Provided material section start
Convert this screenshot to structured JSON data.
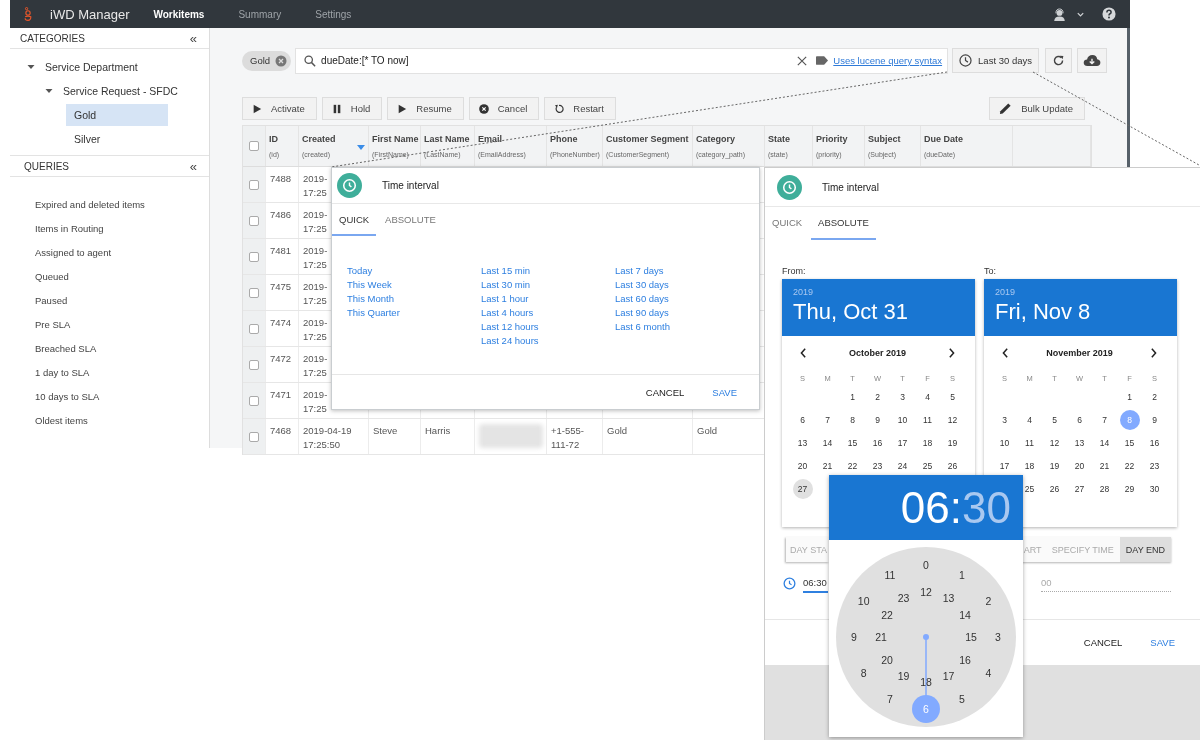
{
  "app": {
    "title": "iWD Manager"
  },
  "nav_tabs": [
    {
      "label": "Workitems",
      "selected": true
    },
    {
      "label": "Summary",
      "selected": false
    },
    {
      "label": "Settings",
      "selected": false
    }
  ],
  "sidebar": {
    "categories": {
      "title": "CATEGORIES",
      "collapse": "«",
      "tree": [
        {
          "label": "Service Department",
          "expanded": true,
          "selected": false,
          "children": [
            {
              "label": "Service Request - SFDC",
              "expanded": true,
              "selected": false,
              "children": [
                {
                  "label": "Gold",
                  "selected": true
                },
                {
                  "label": "Silver",
                  "selected": false
                }
              ]
            }
          ]
        }
      ]
    },
    "queries": {
      "title": "QUERIES",
      "collapse": "«",
      "items": [
        "Expired and deleted items",
        "Items in Routing",
        "Assigned to agent",
        "Queued",
        "Paused",
        "Pre SLA",
        "Breached SLA",
        "1 day to SLA",
        "10 days to SLA",
        "Oldest items"
      ]
    }
  },
  "filter": {
    "chip": "Gold",
    "query": "dueDate:[* TO now]",
    "syntax_link": "Uses lucene query syntax",
    "range_button": "Last 30 days"
  },
  "toolbar": {
    "actions": [
      {
        "label": "Activate",
        "kind": "play"
      },
      {
        "label": "Hold",
        "kind": "pause"
      },
      {
        "label": "Resume",
        "kind": "play"
      },
      {
        "label": "Cancel",
        "kind": "cancel"
      },
      {
        "label": "Restart",
        "kind": "restart"
      }
    ],
    "bulk_update": "Bulk Update"
  },
  "table": {
    "select_all_checked": false,
    "columns": [
      {
        "title": "ID",
        "field": "(id)",
        "sorted": false
      },
      {
        "title": "Created",
        "field": "(created)",
        "sorted": true
      },
      {
        "title": "First Name",
        "field": "(FirstName)",
        "sorted": false
      },
      {
        "title": "Last Name",
        "field": "(LastName)",
        "sorted": false
      },
      {
        "title": "Email",
        "field": "(EmailAddress)",
        "sorted": false
      },
      {
        "title": "Phone",
        "field": "(PhoneNumber)",
        "sorted": false
      },
      {
        "title": "Customer Segment",
        "field": "(CustomerSegment)",
        "sorted": false
      },
      {
        "title": "Category",
        "field": "(category_path)",
        "sorted": false
      },
      {
        "title": "State",
        "field": "(state)",
        "sorted": false
      },
      {
        "title": "Priority",
        "field": "(priority)",
        "sorted": false
      },
      {
        "title": "Subject",
        "field": "(Subject)",
        "sorted": false
      },
      {
        "title": "Due Date",
        "field": "(dueDate)",
        "sorted": false
      }
    ],
    "rows": [
      {
        "checked": false,
        "cells": [
          [
            "7488"
          ],
          [
            "2019-",
            "17:25"
          ]
        ]
      },
      {
        "checked": false,
        "cells": [
          [
            "7486"
          ],
          [
            "2019-",
            "17:25"
          ]
        ]
      },
      {
        "checked": false,
        "cells": [
          [
            "7481"
          ],
          [
            "2019-",
            "17:25"
          ]
        ]
      },
      {
        "checked": false,
        "cells": [
          [
            "7475"
          ],
          [
            "2019-",
            "17:25"
          ]
        ]
      },
      {
        "checked": false,
        "cells": [
          [
            "7474"
          ],
          [
            "2019-",
            "17:25"
          ]
        ]
      },
      {
        "checked": false,
        "cells": [
          [
            "7472"
          ],
          [
            "2019-",
            "17:25"
          ]
        ]
      },
      {
        "checked": false,
        "cells": [
          [
            "7471"
          ],
          [
            "2019-",
            "17:25"
          ]
        ]
      },
      {
        "checked": false,
        "cells": [
          [
            "7468"
          ],
          [
            "2019-04-19",
            "17:25:50"
          ],
          [
            "Steve"
          ],
          [
            "Harris"
          ],
          {
            "kind": "blurred"
          },
          [
            "+1-555-",
            "111-72"
          ],
          [
            "Gold"
          ],
          [
            "Gold"
          ]
        ]
      }
    ]
  },
  "quick_dialog": {
    "title": "Time interval",
    "tabs": [
      {
        "label": "QUICK",
        "selected": true
      },
      {
        "label": "ABSOLUTE",
        "selected": false
      }
    ],
    "ranges": [
      [
        "Today",
        "This Week",
        "This Month",
        "This Quarter"
      ],
      [
        "Last 15 min",
        "Last 30 min",
        "Last 1 hour",
        "Last 4 hours",
        "Last 12 hours",
        "Last 24 hours"
      ],
      [
        "Last 7 days",
        "Last 30 days",
        "Last 60 days",
        "Last 90 days",
        "Last 6 month"
      ]
    ],
    "actions": [
      {
        "label": "CANCEL",
        "kind": "neutral"
      },
      {
        "label": "SAVE",
        "kind": "primary"
      }
    ]
  },
  "absolute_dialog": {
    "title": "Time interval",
    "tabs": [
      {
        "label": "QUICK",
        "selected": false
      },
      {
        "label": "ABSOLUTE",
        "selected": true
      }
    ],
    "calendars": [
      {
        "label": "From:",
        "year": "2019",
        "date": "Thu, Oct 31",
        "month": "October 2019",
        "weekdays": [
          "S",
          "M",
          "T",
          "W",
          "T",
          "F",
          "S"
        ],
        "weeks": [
          {
            "kind": "leading",
            "days": [
              {
                "day": "1",
                "selected": false
              },
              {
                "day": "2",
                "selected": false
              },
              {
                "day": "3",
                "selected": false
              },
              {
                "day": "4",
                "selected": false
              },
              {
                "day": "5",
                "selected": false
              }
            ]
          },
          {
            "days": [
              {
                "day": "6",
                "selected": false
              },
              {
                "day": "7",
                "selected": false
              },
              {
                "day": "8",
                "selected": false
              },
              {
                "day": "9",
                "selected": false
              },
              {
                "day": "10",
                "selected": false
              },
              {
                "day": "11",
                "selected": false
              },
              {
                "day": "12",
                "selected": false
              }
            ]
          },
          {
            "days": [
              {
                "day": "13",
                "selected": false
              },
              {
                "day": "14",
                "selected": false
              },
              {
                "day": "15",
                "selected": false
              },
              {
                "day": "16",
                "selected": false
              },
              {
                "day": "17",
                "selected": false
              },
              {
                "day": "18",
                "selected": false
              },
              {
                "day": "19",
                "selected": false
              }
            ]
          },
          {
            "days": [
              {
                "day": "20",
                "selected": false
              },
              {
                "day": "21",
                "selected": false
              },
              {
                "day": "22",
                "selected": false
              },
              {
                "day": "23",
                "selected": false
              },
              {
                "day": "24",
                "selected": false
              },
              {
                "day": "25",
                "selected": false
              },
              {
                "day": "26",
                "selected": false
              }
            ]
          },
          {
            "kind": "trailing",
            "days": [
              {
                "day": "27",
                "selected": false,
                "hovered": true
              }
            ]
          }
        ]
      },
      {
        "label": "To:",
        "year": "2019",
        "date": "Fri, Nov 8",
        "month": "November 2019",
        "weekdays": [
          "S",
          "M",
          "T",
          "W",
          "T",
          "F",
          "S"
        ],
        "weeks": [
          {
            "kind": "leading",
            "days": [
              {
                "day": "1",
                "selected": false
              },
              {
                "day": "2",
                "selected": false
              }
            ]
          },
          {
            "days": [
              {
                "day": "3",
                "selected": false
              },
              {
                "day": "4",
                "selected": false
              },
              {
                "day": "5",
                "selected": false
              },
              {
                "day": "6",
                "selected": false
              },
              {
                "day": "7",
                "selected": false
              },
              {
                "day": "8",
                "selected": true
              },
              {
                "day": "9",
                "selected": false
              }
            ]
          },
          {
            "days": [
              {
                "day": "10",
                "selected": false
              },
              {
                "day": "11",
                "selected": false
              },
              {
                "day": "12",
                "selected": false
              },
              {
                "day": "13",
                "selected": false
              },
              {
                "day": "14",
                "selected": false
              },
              {
                "day": "15",
                "selected": false
              },
              {
                "day": "16",
                "selected": false
              }
            ]
          },
          {
            "days": [
              {
                "day": "17",
                "selected": false
              },
              {
                "day": "18",
                "selected": false
              },
              {
                "day": "19",
                "selected": false
              },
              {
                "day": "20",
                "selected": false
              },
              {
                "day": "21",
                "selected": false
              },
              {
                "day": "22",
                "selected": false
              },
              {
                "day": "23",
                "selected": false
              }
            ]
          },
          {
            "kind": "leading",
            "days": [
              {
                "day": "25",
                "selected": false
              },
              {
                "day": "26",
                "selected": false
              },
              {
                "day": "27",
                "selected": false
              },
              {
                "day": "28",
                "selected": false
              },
              {
                "day": "29",
                "selected": false
              },
              {
                "day": "30",
                "selected": false
              }
            ]
          }
        ]
      }
    ],
    "from_modes": [
      {
        "label": "DAY STA",
        "selected": false
      }
    ],
    "to_modes": [
      {
        "label": "ART",
        "selected": false
      },
      {
        "label": "SPECIFY TIME",
        "selected": false
      },
      {
        "label": "DAY END",
        "selected": true
      }
    ],
    "from_time": "06:30",
    "to_time": "00",
    "actions": [
      {
        "label": "CANCEL",
        "kind": "neutral"
      },
      {
        "label": "SAVE",
        "kind": "primary"
      }
    ]
  },
  "time_picker": {
    "hours": "06",
    "separator": ":",
    "minutes": "30",
    "hours_active": true,
    "outer": [
      {
        "label": "0",
        "selected": false
      },
      {
        "label": "1",
        "selected": false
      },
      {
        "label": "2",
        "selected": false
      },
      {
        "label": "3",
        "selected": false
      },
      {
        "label": "4",
        "selected": false
      },
      {
        "label": "5",
        "selected": false
      },
      {
        "label": "6",
        "selected": true
      },
      {
        "label": "7",
        "selected": false
      },
      {
        "label": "8",
        "selected": false
      },
      {
        "label": "9",
        "selected": false
      },
      {
        "label": "10",
        "selected": false
      },
      {
        "label": "11",
        "selected": false
      }
    ],
    "inner": [
      {
        "label": "12",
        "selected": false
      },
      {
        "label": "13",
        "selected": false
      },
      {
        "label": "14",
        "selected": false
      },
      {
        "label": "15",
        "selected": false
      },
      {
        "label": "16",
        "selected": false
      },
      {
        "label": "17",
        "selected": false
      },
      {
        "label": "18",
        "selected": false
      },
      {
        "label": "19",
        "selected": false
      },
      {
        "label": "20",
        "selected": false
      },
      {
        "label": "21",
        "selected": false
      },
      {
        "label": "22",
        "selected": false
      },
      {
        "label": "23",
        "selected": false
      }
    ]
  }
}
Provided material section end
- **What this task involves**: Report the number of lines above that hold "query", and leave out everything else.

- **Answer area**: 2